We used the common 3-4-5 triangle method to create a line that was perpendicular to the centerline for rear square measurements. Once we had the marks on masking tape, we pulled a string over the marks and held the string with lead ballast.
Next, we dropped a plumb bob off the axle tube near the ends and measured back to a line that ran perpendicular to the centerline we had previously established. Project mechanics Kenny Hellyer (in hat) and Mark Jones take careful readings on tape. We adjusted the rear trailing arm (truck arms on this car) eccentric so that the rear end was exactly 90 degrees to the centerline.
Before we did our front-end adjustments, we locked the steering shaft with two vise-grip pliers (8th image). We centered the steering box, locked the shaft, and then did our bumpsteer check. Then we aligned the wheels to straight-ahead and set the toe. With this type of power steering, if the box is not centered, the power steering will always try to seek the center and pull on the wheel even when the wheels are pointed straight-ahead.

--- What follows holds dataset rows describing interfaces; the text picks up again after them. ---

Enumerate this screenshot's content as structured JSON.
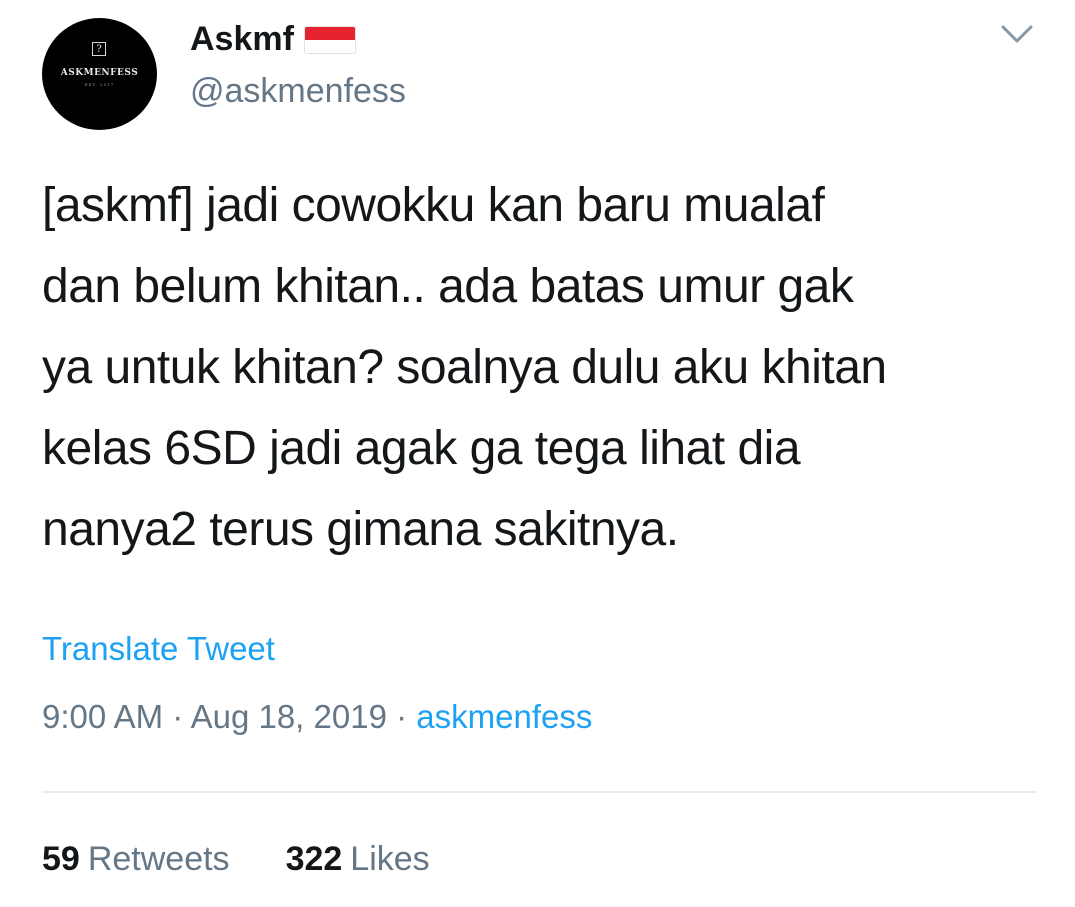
{
  "author": {
    "display_name": "Askmf",
    "handle": "@askmenfess",
    "flag_icon": "indonesia-flag-icon",
    "avatar": {
      "logo_mark": "?",
      "logo_text": "ASKMENFESS",
      "logo_subtext": "EST. 2017"
    }
  },
  "tweet": {
    "text": "[askmf] jadi cowokku kan baru mualaf\ndan belum khitan.. ada batas umur gak\nya untuk khitan? soalnya dulu aku khitan\nkelas 6SD jadi agak ga tega lihat dia\nnanya2 terus gimana sakitnya.",
    "translate_label": "Translate Tweet",
    "time": "9:00 AM",
    "separator": " · ",
    "date": "Aug 18, 2019",
    "source": "askmenfess"
  },
  "stats": {
    "retweets_count": "59",
    "retweets_label": "Retweets",
    "likes_count": "322",
    "likes_label": "Likes"
  },
  "colors": {
    "link": "#1da1f2",
    "secondary_text": "#657786",
    "primary_text": "#14171a",
    "divider": "#e6ecf0"
  },
  "icons": {
    "menu": "chevron-down-icon"
  }
}
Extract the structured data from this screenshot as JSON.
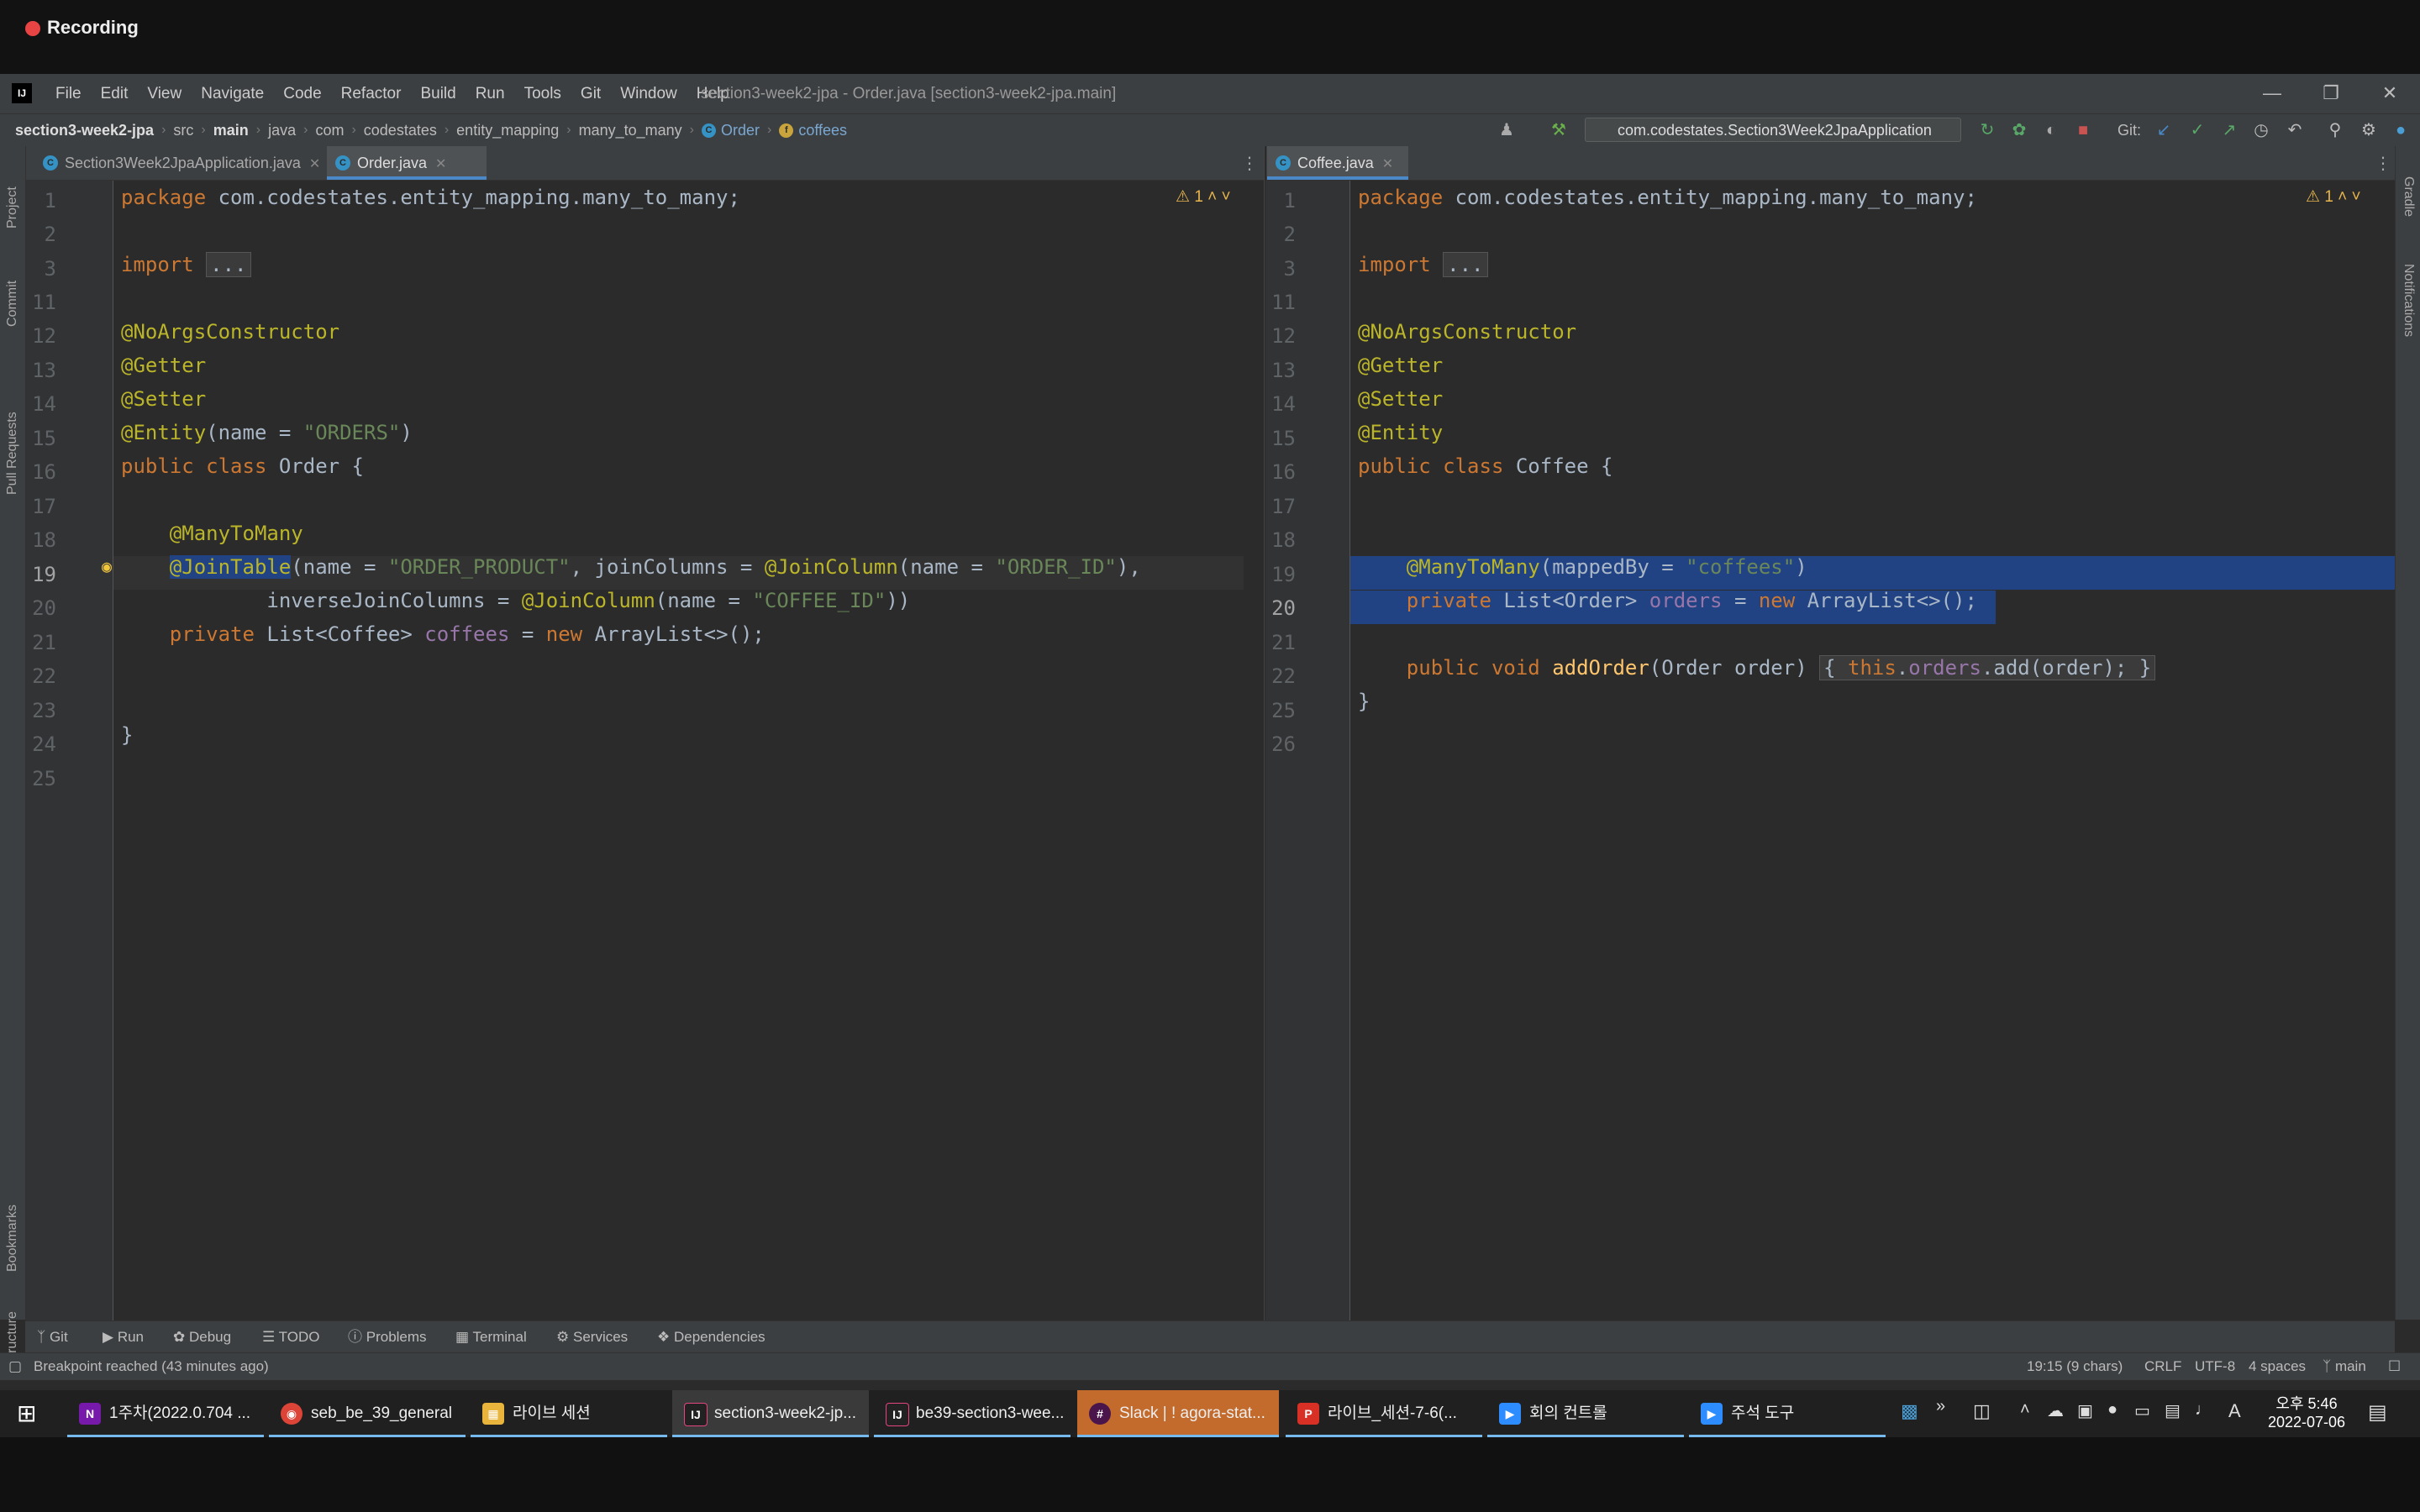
{
  "recording": {
    "label": "Recording",
    "color": "#e84444"
  },
  "ide": {
    "menu": [
      "File",
      "Edit",
      "View",
      "Navigate",
      "Code",
      "Refactor",
      "Build",
      "Run",
      "Tools",
      "Git",
      "Window",
      "Help"
    ],
    "window_title": "section3-week2-jpa - Order.java [section3-week2-jpa.main]",
    "breadcrumb": [
      "section3-week2-jpa",
      "src",
      "main",
      "java",
      "com",
      "codestates",
      "entity_mapping",
      "many_to_many",
      "Order",
      "coffees"
    ],
    "run_config": "com.codestates.Section3Week2JpaApplication",
    "git_label": "Git:",
    "left_tools": [
      "Project",
      "Commit",
      "Pull Requests",
      "Bookmarks",
      "Structure"
    ],
    "right_tools": [
      "Gradle",
      "Notifications"
    ],
    "left_tabs": [
      "Section3Week2JpaApplication.java",
      "Order.java"
    ],
    "right_tabs": [
      "Coffee.java"
    ],
    "left_warning": "1",
    "right_warning": "1",
    "left_line_numbers": [
      "1",
      "2",
      "3",
      "11",
      "12",
      "13",
      "14",
      "15",
      "16",
      "17",
      "18",
      "19",
      "20",
      "21",
      "22",
      "23",
      "24",
      "25"
    ],
    "right_line_numbers": [
      "1",
      "2",
      "3",
      "11",
      "12",
      "13",
      "14",
      "15",
      "16",
      "17",
      "18",
      "19",
      "20",
      "21",
      "22",
      "25",
      "26"
    ],
    "tool_windows": [
      "Git",
      "Run",
      "Debug",
      "TODO",
      "Problems",
      "Terminal",
      "Services",
      "Dependencies"
    ],
    "status_message": "Breakpoint reached (43 minutes ago)",
    "status_right": [
      "19:15 (9 chars)",
      "CRLF",
      "UTF-8",
      "4 spaces",
      "main"
    ]
  },
  "taskbar": {
    "items": [
      "1주차(2022.0.704 ...",
      "seb_be_39_general ...",
      "라이브 세션",
      "section3-week2-jp...",
      "be39-section3-wee...",
      "Slack | ! agora-stat...",
      "라이브_세션-7-6(...",
      "회의 컨트롤",
      "주석 도구"
    ],
    "time": "오후 5:46",
    "date": "2022-07-06",
    "ime": "A"
  },
  "colors": {
    "accent": "#4a88c7",
    "selection": "#214283",
    "keyword": "#cc7832",
    "annotation": "#bbb529",
    "string": "#6a8759",
    "field": "#9876aa"
  }
}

This adjustable, Coleman Racing-supplied front link replaces the shock for positioning the spindle for moment center measurements and bumpsteer checking. The rod is easily turned to adjust the height of the spindle to its relative position when at ride height (9th image). We need the spindle, along with the control arm angles, to be positioned correctly when the car is raised and supported on jackstands. In this case, for moment center measurements, the car was raised exactly 10 inches. This makes subtracting the height offset easy.
The next step was to adjust the front-end settings and check the bumpsteer. Kenny turns the adjuster while Mark reads the dials (page 2, 1st image). This Hess chassis was well designed, but we found that the slug in the right side of the drag link was installed upside down. Once we inverted that, the bumpsteer was perfect. The left side was installed correctly, and that, too, was perfect (within less than 10 thousandths of steering movement in 3 inches of travel).
We then checked Ackermann by stringing the tires out in front of the car 10 feet. We made a mark with the wheels straight-ahead and then a second mark for each wheel with the wheels turned about the same as they would be in the turns. We had less than 11/48 inch difference in the two sets of marks, which amounts to 0.029 inch, or about 11/432 inch, of added toe when the car is in the middle of the turns. That is minimal and acceptable for our purpose.
The right-rear fender posed a clearance problem when we moved the right-rear tire out to align it with the front tire. The body was hung with the rear end misaligned. So we had to use the common baseball bat method of creating a fender flare. It worked great. At the track, the tire never rubbed the fender.